That is a tough question. I think Cummins is probably the best choice in a diesel motor in those years although the 7.3DI guys sure seem to love them. My big concern is that with the years you're looking at there is a risk of a serious failure. That's just the nature of the beast with a used vehicle.
So...despite your thread title I'm going to comment on the rest of the drivetrain and suspension. First and foremost, I would avoid the automatics in trucks of that vintage. Yes, they can be built up, but that's $$$. With the mileage you're going to be looking at it would be best just to budget for a new transmission if you decide to go automatic. The exception might be a GM truck with a 4L80E transmission. These are just the old 3 speed Turbo 400 with an external rearmounted overdrive, much the same as Dodge's 46RE is a Torqueflight 727 with an external overdrive, but GM's execution was far better and these have proven to be reliable transmissions. With the most powerful engine options only being the 6.5 turbodiesel or a 454 big block though it's easy to understand half of why they have proven to be reliable.

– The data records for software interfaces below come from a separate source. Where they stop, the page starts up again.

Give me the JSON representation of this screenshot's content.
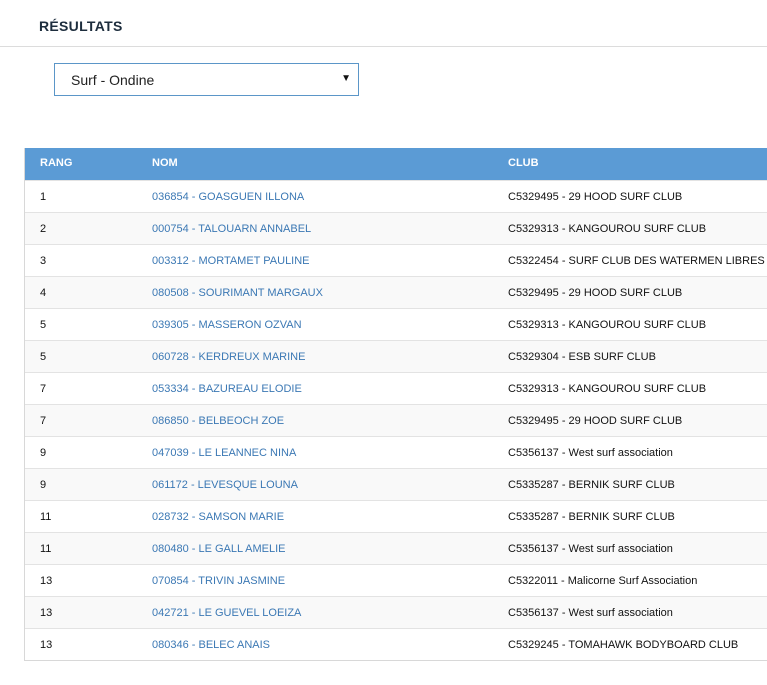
{
  "header": {
    "title": "RÉSULTATS"
  },
  "filter": {
    "selected": "Surf - Ondine"
  },
  "table": {
    "columns": [
      "RANG",
      "NOM",
      "CLUB"
    ],
    "rows": [
      {
        "rang": "1",
        "nom": "036854 - GOASGUEN ILLONA",
        "club": "C5329495 - 29 HOOD SURF CLUB"
      },
      {
        "rang": "2",
        "nom": "000754 - TALOUARN ANNABEL",
        "club": "C5329313 - KANGOUROU SURF CLUB"
      },
      {
        "rang": "3",
        "nom": "003312 - MORTAMET PAULINE",
        "club": "C5322454 - SURF CLUB DES WATERMEN LIBRES"
      },
      {
        "rang": "4",
        "nom": "080508 - SOURIMANT MARGAUX",
        "club": "C5329495 - 29 HOOD SURF CLUB"
      },
      {
        "rang": "5",
        "nom": "039305 - MASSERON OZVAN",
        "club": "C5329313 - KANGOUROU SURF CLUB"
      },
      {
        "rang": "5",
        "nom": "060728 - KERDREUX MARINE",
        "club": "C5329304 - ESB SURF CLUB"
      },
      {
        "rang": "7",
        "nom": "053334 - BAZUREAU ELODIE",
        "club": "C5329313 - KANGOUROU SURF CLUB"
      },
      {
        "rang": "7",
        "nom": "086850 - BELBEOCH ZOE",
        "club": "C5329495 - 29 HOOD SURF CLUB"
      },
      {
        "rang": "9",
        "nom": "047039 - LE LEANNEC NINA",
        "club": "C5356137 - West surf association"
      },
      {
        "rang": "9",
        "nom": "061172 - LEVESQUE LOUNA",
        "club": "C5335287 - BERNIK SURF CLUB"
      },
      {
        "rang": "11",
        "nom": "028732 - SAMSON MARIE",
        "club": "C5335287 - BERNIK SURF CLUB"
      },
      {
        "rang": "11",
        "nom": "080480 - LE GALL AMELIE",
        "club": "C5356137 - West surf association"
      },
      {
        "rang": "13",
        "nom": "070854 - TRIVIN JASMINE",
        "club": "C5322011 - Malicorne Surf Association"
      },
      {
        "rang": "13",
        "nom": "042721 - LE GUEVEL LOEIZA",
        "club": "C5356137 - West surf association"
      },
      {
        "rang": "13",
        "nom": "080346 - BELEC ANAIS",
        "club": "C5329245 - TOMAHAWK BODYBOARD CLUB"
      }
    ]
  },
  "colors": {
    "header_bg": "#5b9bd5",
    "link": "#3b78b4",
    "select_border": "#5b96c8"
  }
}
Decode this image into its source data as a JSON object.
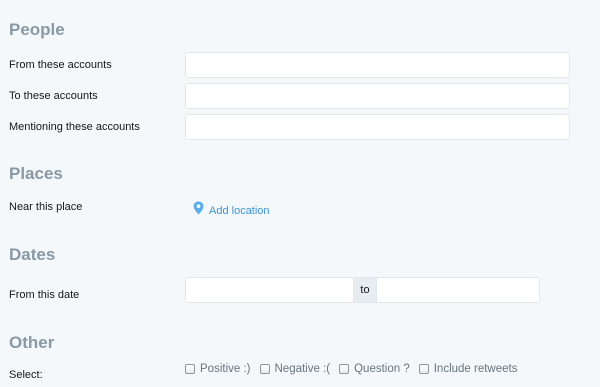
{
  "people": {
    "title": "People",
    "from_label": "From these accounts",
    "to_label": "To these accounts",
    "mentioning_label": "Mentioning these accounts"
  },
  "places": {
    "title": "Places",
    "near_label": "Near this place",
    "add_location": "Add location",
    "icon": "map-pin-icon"
  },
  "dates": {
    "title": "Dates",
    "from_label": "From this date",
    "separator": "to"
  },
  "other": {
    "title": "Other",
    "select_label": "Select:",
    "options": [
      "Positive :)",
      "Negative :(",
      "Question ?",
      "Include retweets"
    ]
  },
  "colors": {
    "background": "#f5f8fa",
    "heading": "#8899a6",
    "link": "#3b94d9",
    "pin": "#55acee",
    "input_border": "#e1e8ed"
  }
}
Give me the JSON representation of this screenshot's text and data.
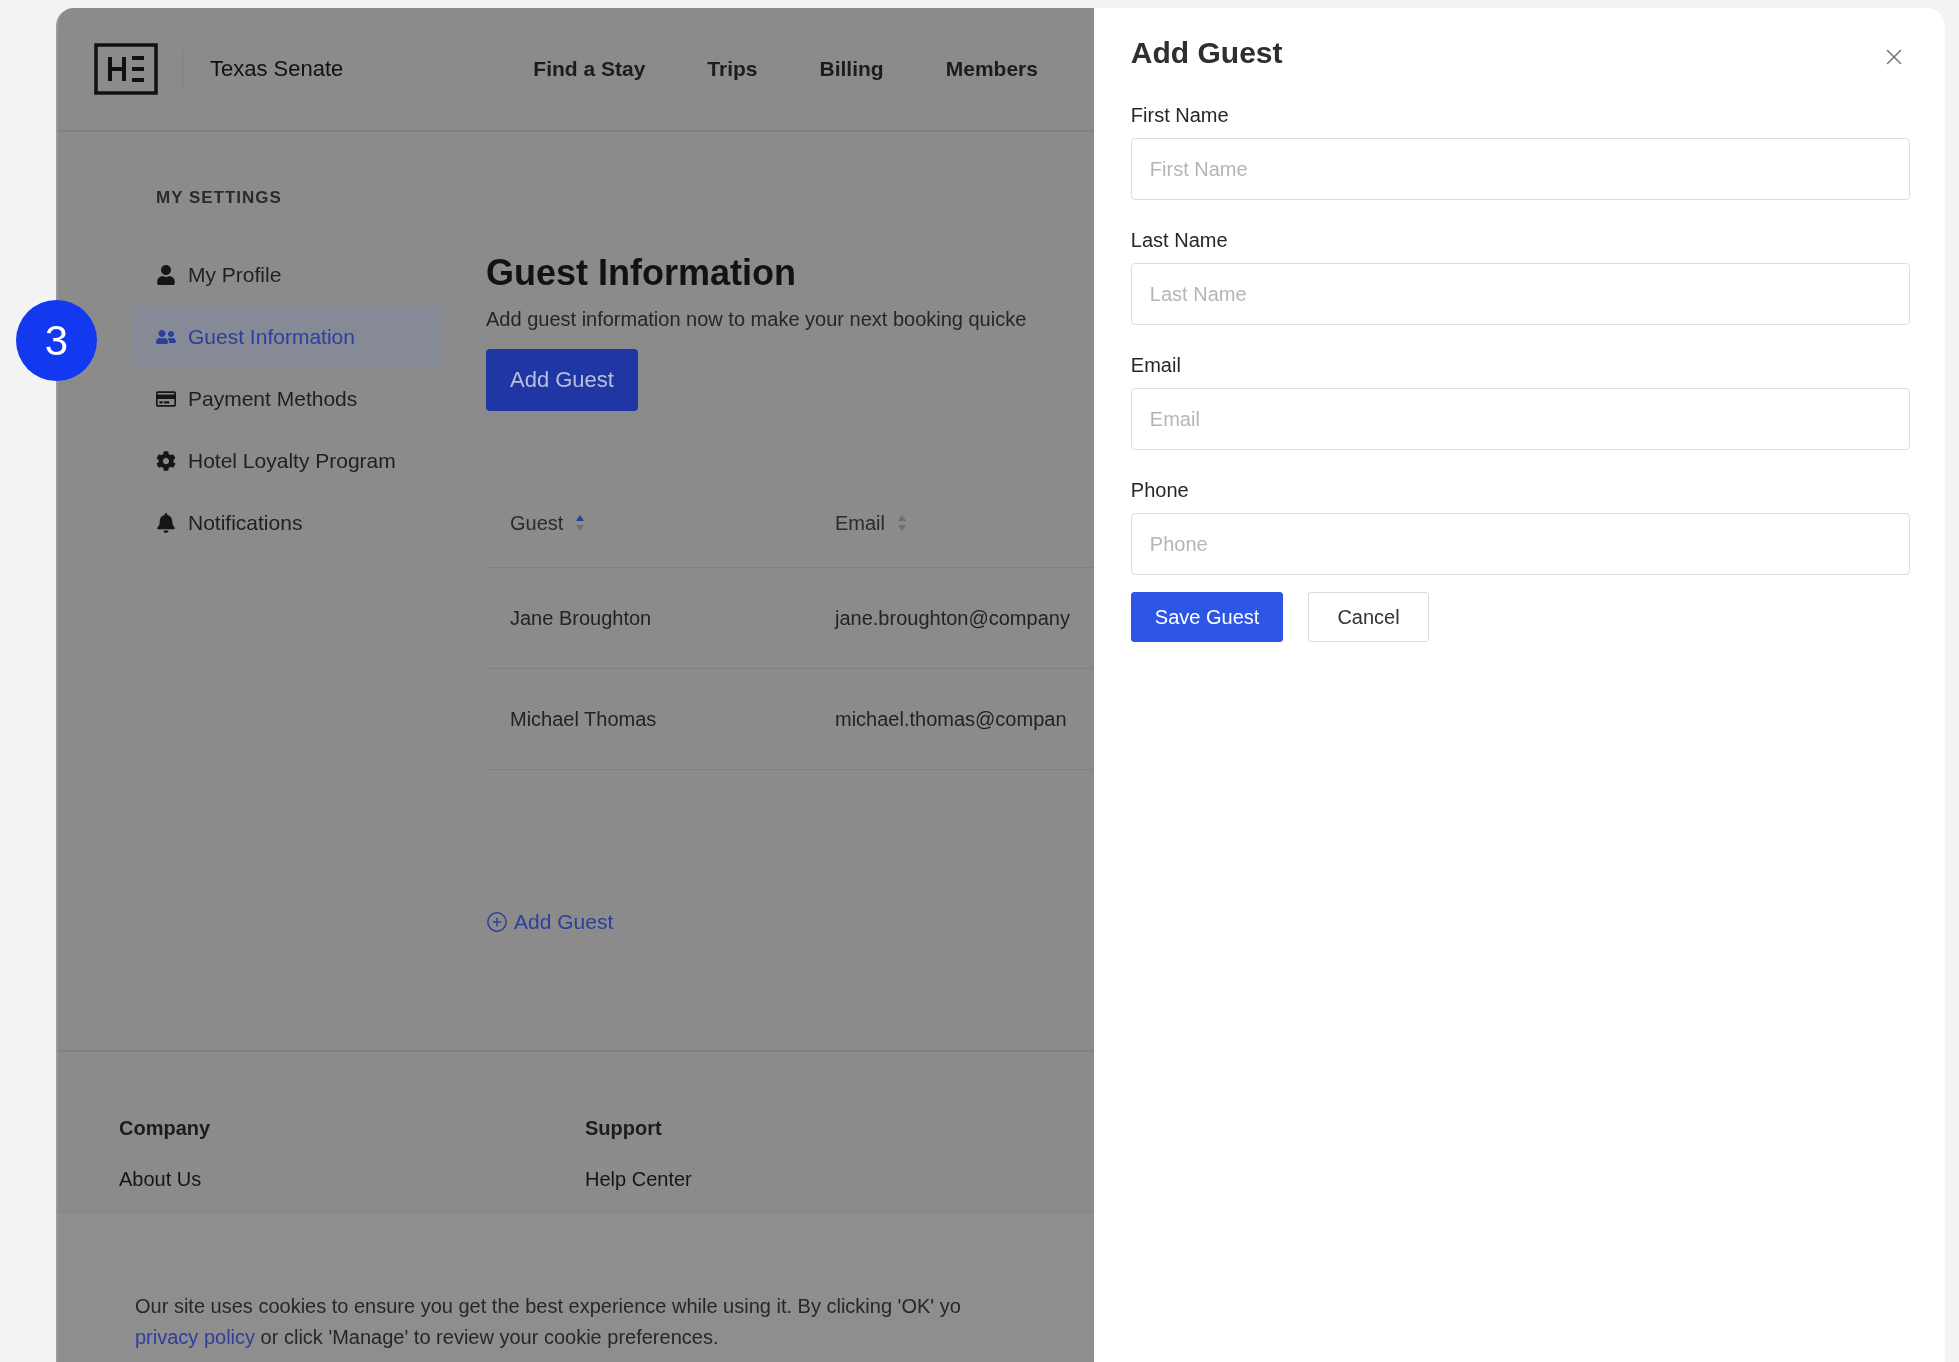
{
  "annotation": {
    "label": "3"
  },
  "header": {
    "brand": "Texas Senate",
    "nav": [
      "Find a Stay",
      "Trips",
      "Billing",
      "Members"
    ]
  },
  "sidebar": {
    "heading": "MY SETTINGS",
    "items": [
      {
        "label": "My Profile",
        "selected": false
      },
      {
        "label": "Guest Information",
        "selected": true
      },
      {
        "label": "Payment Methods",
        "selected": false
      },
      {
        "label": "Hotel Loyalty Program",
        "selected": false
      },
      {
        "label": "Notifications",
        "selected": false
      }
    ]
  },
  "main": {
    "title": "Guest Information",
    "subtitle": "Add guest information now to make your next booking quicke",
    "add_button": "Add Guest",
    "table": {
      "columns": [
        {
          "label": "Guest",
          "sorted": true
        },
        {
          "label": "Email",
          "sorted": false
        }
      ],
      "rows": [
        [
          "Jane Broughton",
          "jane.broughton@company"
        ],
        [
          "Michael Thomas",
          "michael.thomas@compan"
        ]
      ]
    },
    "add_link": "Add Guest"
  },
  "footer": {
    "columns": [
      {
        "heading": "Company",
        "links": [
          "About Us"
        ]
      },
      {
        "heading": "Support",
        "links": [
          "Help Center"
        ]
      }
    ]
  },
  "cookie_banner": {
    "line_1": "Our site uses cookies to ensure you get the best experience while using it. By clicking 'OK' yo",
    "link": "privacy policy",
    "line_2": "or click 'Manage' to review your cookie preferences."
  },
  "drawer": {
    "title": "Add Guest",
    "fields": [
      {
        "label": "First Name",
        "placeholder": "First Name"
      },
      {
        "label": "Last Name",
        "placeholder": "Last Name"
      },
      {
        "label": "Email",
        "placeholder": "Email"
      },
      {
        "label": "Phone",
        "placeholder": "Phone"
      }
    ],
    "buttons": [
      {
        "label": "Save Guest",
        "kind": "primary"
      },
      {
        "label": "Cancel",
        "kind": "secondary"
      }
    ]
  }
}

Ford and Dodge both used the same transfer cases in those years. I might be willing to argue that the NV271 and NV273 transfer cases are the most bulletproof light truck t-cases ever. They are rated to a higher GVWR than the old NP205's were even. An earlier Ford MIGHT have a Borg Warner case, but I don't think so. A Chevy is going to be an NV241HD I believe. It wasn't until 2001 or so that the NV261/NV263 became available AFAIK. The Chevy cases are lighter duty than the Ford and Dodge units in theory, but I haven't see failures so it must not be that big of a deal. Some GM stuff will have Borg Warner cases too if it was set up to run a PTO. No worries though, even though they aren't common they are strong.
In terms of rear axles it's a bit of a toss up. The Ford 10.5 inch "Sterling" rear is tough as nails. Dodge has always used overkill in the axle department so you're likely to get a Dana 70, Dana 70HD, or maybe even a Dana 80. You're not going to hurt them. What's scary is that the new 11.5 inch AAM axle Dodge us using is even bigger yet. A GM product is going to have the venerable 10.5 inch 14 bolt full floater assuming you are looking at an 8600 lbs GVWR truck, not a 7200 lbs GVWR truck (although the 7200 lbs trucks are a nice step between truck sizes).
On the front end you start to run into some differences. No matter what you're going to have unit bearings (hub assemblies) in those years. Ford is going to have either a Dana 50 or a Dana 60 depending on year and if it's a 3/4 or 1 ton. Neither is terrible though the Dana 50 is a bit of a bastard child. In either case you're going to have balljoints instead of kingpins like the old trucks. Also, the auto locking hubs on a Super Duty are a suckfest. At least that whole front end comes apart with a 21mm socket. A Dodge is going to have an AAM axle in those years to the best of my knowledge. They are a stout unit, as are the Dana 60's they use, but again, you have unit bearings and balljoints instead of the good stuff of yesteryear. You also will have drive flanges and a central axle disconnect instead of locking hubs. I prefer locking hubs, but Ford's automatic vacuum hubs are not what I'm talking about.
The GM stuff is the bastard child. Since the truck has IFS it's going to have a split case high pinion AAM front. The differentials don't seem to be a problem, but the axle seals will always leak even with the new seals from GM (on revision 20 or something to the design and they still don't work). The CV axles are tough as far as CV axles go, but the boots do tear and the joints do wear out. Still, I'm not sure they I find them any less reliable than the solid axles for general use than the solid axles on Ford or Dodge. They will run smoother on turns and the joints are easier to service. The killer on the GM stuff is the IFS. It wasn't until GM went to rack and pinion steering and coilovers on half tons recently that the suspension and steering problems seem to have been somewhat improved. Expect to replace balljoints frequently. Also, the tie rod ends, pitman arm, and idler arm on these trucks just flat out sucks and it will wear. Aligning them is also a lot harder than the solid axle rigs, but that's not really your concern.
If you had specific questions about anything else I'd be happy to help out as much as possible.